Comprehensive Holocaust education: Two UK professors lead statewide initiative
LEXINGTON, Ky. — Two professors at the University of Kentucky are leading a new initiative to help create a comprehensive Holocaust education curriculum across the state. The project aims to empower middle and high school teachers with knowledge, content creation resources and information on approaching the difficult topic.
Professors Karen Petrone and Janice Fernheimer said they’re essentially creating a network of educators from across the state who can rely on each other to help execute the mandate.
Petrone is a professor in the Department of History and Fernheimer is the Zantker Professor and Director of Jewish Studies.
It’s part of a state order called the Ann Klein and Fred Gross Holocaust Education Act.
“In 2018 it was mandated, and there is a law and there are instructions to teachers, but there’s not really a lot of discussion about how to properly [teach],” Petrone said. “It’s a difficult subject. Teaching hard history is something that is not easy to do.”
Prior to the mandate, there was very little training for teachers on how to conduct difficult lessons in the classroom. The mandate provides instruction on the Holocaust and other acts of genocide in Kentucky’s public schools, but doesn’t offer teachers a plan on how to navigate those lesson plans.
“There’s just a huge gap between what is mandated by the state and what the teachers are prepared for,” Petrone said.
Both Petrone and Fernheimer led a couple of smaller pilot program workshops last fall at Fayette County Public Schools.

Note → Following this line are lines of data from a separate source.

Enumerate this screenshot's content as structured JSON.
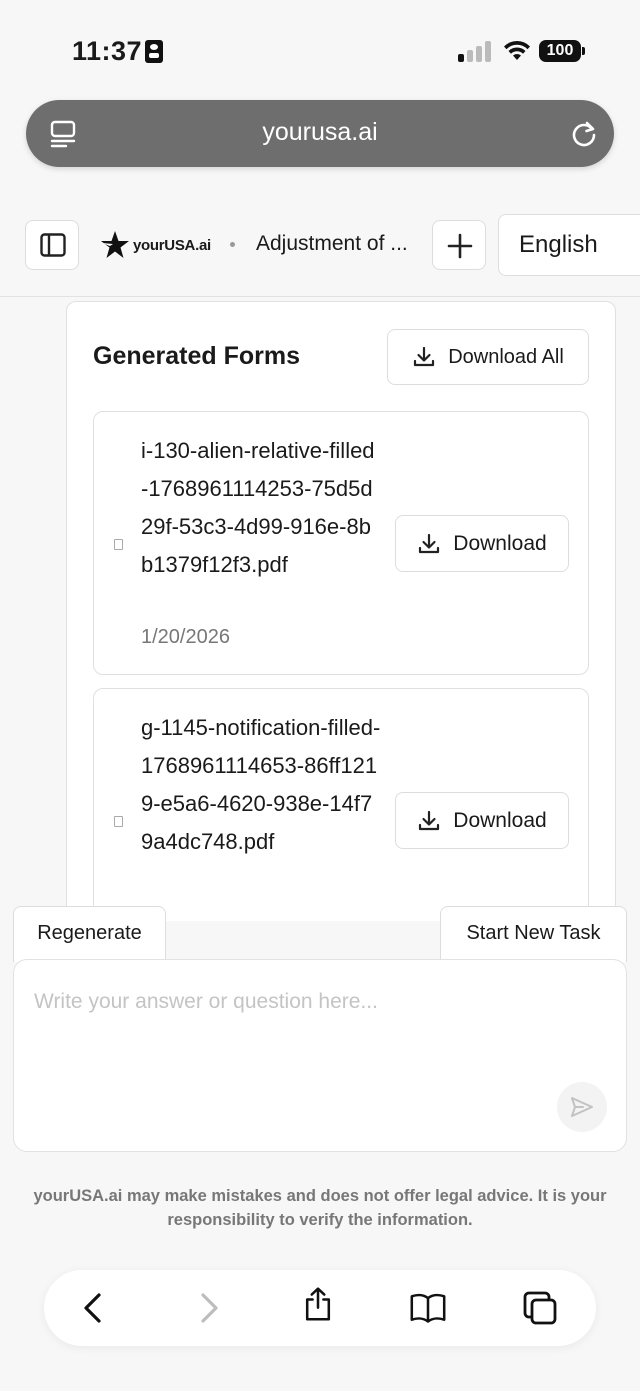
{
  "status_bar": {
    "time": "11:37",
    "battery": "100"
  },
  "browser": {
    "url": "yourusa.ai"
  },
  "header": {
    "logo_text": "yourUSA.ai",
    "conversation_title": "Adjustment of ...",
    "language": "English"
  },
  "forms": {
    "title": "Generated Forms",
    "download_all_label": "Download All",
    "items": [
      {
        "filename": "i-130-alien-relative-filled-1768961114253-75d5d29f-53c3-4d99-916e-8bb1379f12f3.pdf",
        "date": "1/20/2026",
        "download_label": "Download"
      },
      {
        "filename": "g-1145-notification-filled-1768961114653-86ff1219-e5a6-4620-938e-14f79a4dc748.pdf",
        "download_label": "Download"
      }
    ]
  },
  "actions": {
    "regenerate": "Regenerate",
    "start_new_task": "Start New Task"
  },
  "composer": {
    "placeholder": "Write your answer or question here..."
  },
  "disclaimer": "yourUSA.ai may make mistakes and does not offer legal advice. It is your responsibility to verify the information.",
  "icons": {
    "back": "chevron-left-icon",
    "forward": "chevron-right-icon",
    "share": "share-icon",
    "bookmarks": "book-icon",
    "tabs": "tabs-icon"
  }
}
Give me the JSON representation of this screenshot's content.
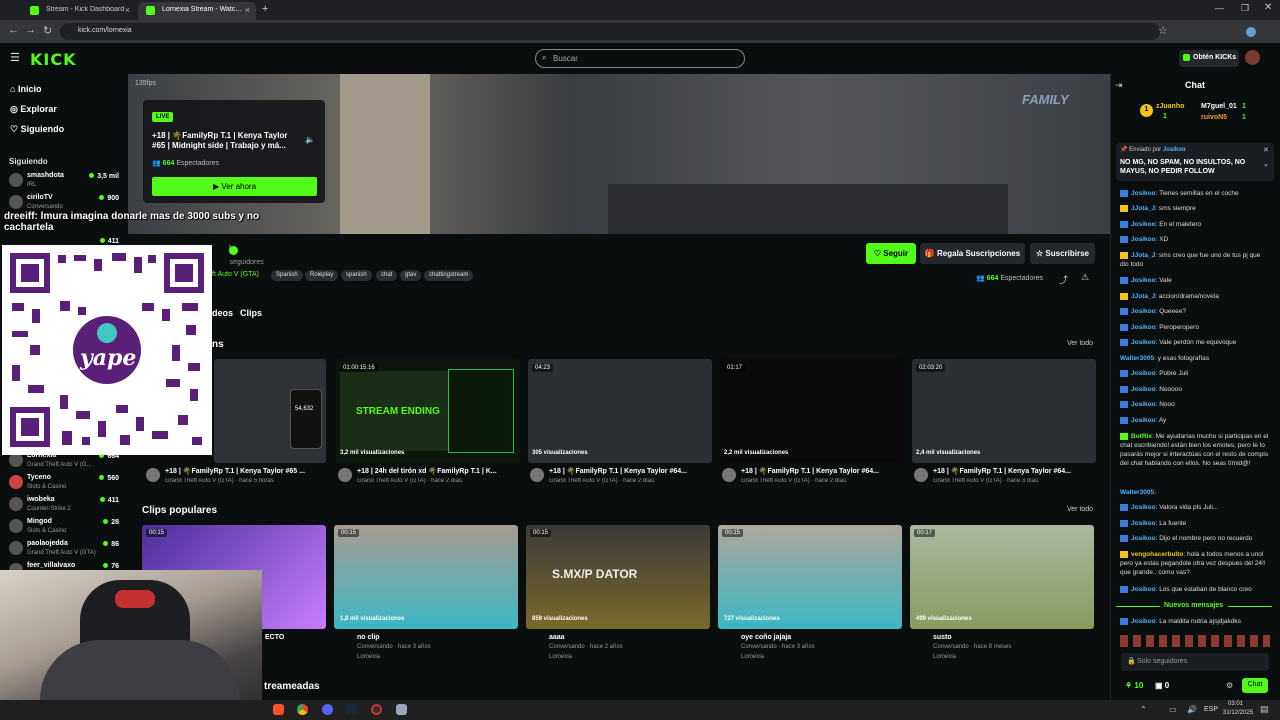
{
  "browser": {
    "tabs": [
      {
        "title": "Stream - Kick Dashboard"
      },
      {
        "title": "Lornexia Stream - Watch Li..."
      }
    ],
    "url": "kick.com/lornexia"
  },
  "header": {
    "logo": "KICK",
    "search_placeholder": "Buscar",
    "kicks_button": "Obtén KICKs"
  },
  "sidebar": {
    "nav": [
      "Inicio",
      "Explorar",
      "Siguiendo"
    ],
    "following_heading": "Siguiendo",
    "channels_top": [
      {
        "name": "smashdota",
        "game": "IRL",
        "viewers": "3,5 mil"
      },
      {
        "name": "ciriloTV",
        "game": "Conversando",
        "viewers": "900"
      },
      {
        "name": "...",
        "game": "...",
        "viewers": "411"
      }
    ],
    "channels_bottom": [
      {
        "name": "Lornexia",
        "game": "Grand Theft Auto V (G...",
        "viewers": "664"
      },
      {
        "name": "Tyceno",
        "game": "Slots & Casino",
        "viewers": "560"
      },
      {
        "name": "iwobeka",
        "game": "Counter-Strike 2",
        "viewers": "411"
      },
      {
        "name": "Mingod",
        "game": "Slots & Casino",
        "viewers": "28"
      },
      {
        "name": "paolaojedda",
        "game": "Grand Theft Auto V (GTA)",
        "viewers": "86"
      },
      {
        "name": "feer_villalvaxo",
        "game": "",
        "viewers": "76"
      }
    ]
  },
  "player": {
    "fps": "135fps",
    "live_badge": "LIVE",
    "live_title": "+18 | 🌴FamilyRp T.1 | Kenya Taylor #65 | Midnight side | Trabajo y má...",
    "live_viewers_count": "664",
    "live_viewers_label": "Espectadores",
    "watch_now": "Ver ahora",
    "watermark": "FAMILY"
  },
  "overlay": {
    "alert_text": "dreeiff: lmura imagina donarle mas de 3000 subs y no cachartela",
    "qr_brand": "yape"
  },
  "channel": {
    "name": "ia",
    "followers": "seguidores",
    "category": "ft Auto V (GTA)",
    "tags": [
      "Spanish",
      "Roleplay",
      "spanish",
      "chat",
      "gtav",
      "chattingstream"
    ],
    "follow": "Seguir",
    "gift_subs": "Regala Suscripciones",
    "subscribe": "Suscribirse",
    "viewers_count": "664",
    "viewers_label": "Espectadores",
    "tabs": [
      "deos",
      "Clips"
    ]
  },
  "vods": {
    "heading": "ns",
    "see_all": "Ver todo",
    "items": [
      {
        "duration": "",
        "views": "",
        "title": "+18 | 🌴FamilyRp T.1 | Kenya Taylor #65 ...",
        "meta": "Grand Theft Auto V (GTA) · hace 5 horas"
      },
      {
        "duration": "01:00:15:16",
        "views": "3,2 mil visualizaciones",
        "title": "+18 | 24h del tirón xd 🌴FamilyRp T.1 | K...",
        "meta": "Grand Theft Auto V (GTA) · hace 2 días"
      },
      {
        "duration": "04:23",
        "views": "305 visualizaciones",
        "title": "+18 | 🌴FamilyRp T.1 | Kenya Taylor #64...",
        "meta": "Grand Theft Auto V (GTA) · hace 2 días"
      },
      {
        "duration": "01:17",
        "views": "2,2 mil visualizaciones",
        "title": "+18 | 🌴FamilyRp T.1 | Kenya Taylor #64...",
        "meta": "Grand Theft Auto V (GTA) · hace 2 días"
      },
      {
        "duration": "02:03:20",
        "views": "2,4 mil visualizaciones",
        "title": "+18 | 🌴FamilyRp T.1 | Kenya Taylor #64...",
        "meta": "Grand Theft Auto V (GTA) · hace 3 días"
      }
    ],
    "thumb2_text": "STREAM ENDING",
    "thumb1_number": "54,632"
  },
  "clips": {
    "heading": "Clips populares",
    "see_all": "Ver todo",
    "items": [
      {
        "duration": "00:15",
        "views": "",
        "title": "ECTO",
        "meta": "",
        "author": ""
      },
      {
        "duration": "00:15",
        "views": "1,8 mil visualizaciones",
        "title": "no clip",
        "meta": "Conversando · hace 3 años",
        "author": "Lornexia"
      },
      {
        "duration": "00:15",
        "views": "859 visualizaciones",
        "title": "aaaa",
        "meta": "Conversando · hace 2 años",
        "author": "Lornexia"
      },
      {
        "duration": "00:15",
        "views": "727 visualizaciones",
        "title": "oye coño jajaja",
        "meta": "Conversando · hace 3 años",
        "author": "Lornexia"
      },
      {
        "duration": "00:17",
        "views": "499 visualizaciones",
        "title": "susto",
        "meta": "Conversando · hace 8 meses",
        "author": "Lornexia"
      }
    ],
    "clip3_text": "S.MX/P  DATOR"
  },
  "bottom_heading": "treameadas",
  "chat": {
    "title": "Chat",
    "gifters": [
      {
        "name": "zJuanho",
        "count": "1"
      },
      {
        "name": "M7guel_01",
        "count": "1"
      },
      {
        "name": "ruivoN5",
        "count": "1"
      }
    ],
    "pinned_by_label": "Enviado por",
    "pinned_by": "Josikoo",
    "pinned_text": "NO MG, NO SPAM, NO INSULTOS, NO MAYUS, NO PEDIR FOLLOW",
    "messages": [
      {
        "user": "Josikoo",
        "text": "Tienes semillas en el coche"
      },
      {
        "user": "JJota_J",
        "text": "sms siempre"
      },
      {
        "user": "Josikoo",
        "text": "En el maletero"
      },
      {
        "user": "Josikoo",
        "text": "XD"
      },
      {
        "user": "JJota_J",
        "text": "sms creo que fue uno de tus pj que dio todo"
      },
      {
        "user": "Josikoo",
        "text": "Vale"
      },
      {
        "user": "JJota_J",
        "text": "accion/drama/novela"
      },
      {
        "user": "Josikoo",
        "text": "Queeee?"
      },
      {
        "user": "Josikoo",
        "text": "Peroperopero"
      },
      {
        "user": "Josikoo",
        "text": "Vale perdón me equivoque"
      },
      {
        "user": "Walter3005",
        "text": "y esas fotografías"
      },
      {
        "user": "Josikoo",
        "text": "Pobre Juli"
      },
      {
        "user": "Josikoo",
        "text": "Nooooo"
      },
      {
        "user": "Josikoo",
        "text": "Nooo"
      },
      {
        "user": "Josikoo",
        "text": "Ay"
      },
      {
        "user": "BotRix",
        "text": "Me ayudarías mucho si participas en el chat escribiendo! están bien los emotes, pero te lo pasarás mejor si interactúas con el resto de compis del chat hablando con ellos. No seas tímid@!"
      },
      {
        "user": "Walter3005",
        "text": ""
      },
      {
        "user": "Josikoo",
        "text": "Valora vida pls Juli..."
      },
      {
        "user": "Josikoo",
        "text": "La fuente"
      },
      {
        "user": "Josikoo",
        "text": "Dijo el nombre pero no recuerdo"
      },
      {
        "user": "vengohacerbulto",
        "text": "hola a todos menos a uno! pero ya estas pegandole otra vez despues del 24!! que grande.. como vas?"
      },
      {
        "user": "Josikoo",
        "text": "Los que estaban de blanco creo"
      }
    ],
    "new_messages": "Nuevos mensajes",
    "last_message": {
      "user": "Josikoo",
      "text": "La maldita nutria ajsjdjakdks"
    },
    "input_placeholder": "Solo seguidores",
    "points": "10",
    "subs_count": "0",
    "send_button": "Chat"
  },
  "taskbar": {
    "lang": "ESP",
    "time": "03:01",
    "date": "31/12/2025"
  },
  "colors": {
    "accent": "#53fc18",
    "bg": "#0b0e0f",
    "chat_user": "#4fb3ff"
  }
}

What they found was that teachers needed space to work together and discuss the challenging ideas.
“I think one of the key takeaways that we got from the feedback that we received is that we really want and need space to talk with one another to think through these very challenging ideas about how to approach the material,” Fernheimer said. “And how to be prepared, like Karen said, to teach significant context in a short amount of time.”
Through a grant funded by the Jewish Heritage Fund for Excellence, the duo is now expanding their work in the Jewish Studies department at the University of Kentucky’s College of Arts and Science.
“We have just made it through the process of selecting 20 teacher leaders who will be our key facilitators,” Fernheimer explained. “They will attend an orientation this summer of significant training with UK faculty and members of our steering committee and will be equipped with what we consider the necessary elements of Holocaust education.”
The program is set up to empower teachers to educate other teachers on the curriculum, meaning the first group of teachers will host workshops back in their respective school districts or in the region across the state.
The professors said this summer’s program will take place end of July to teach 20 teachers from across the state.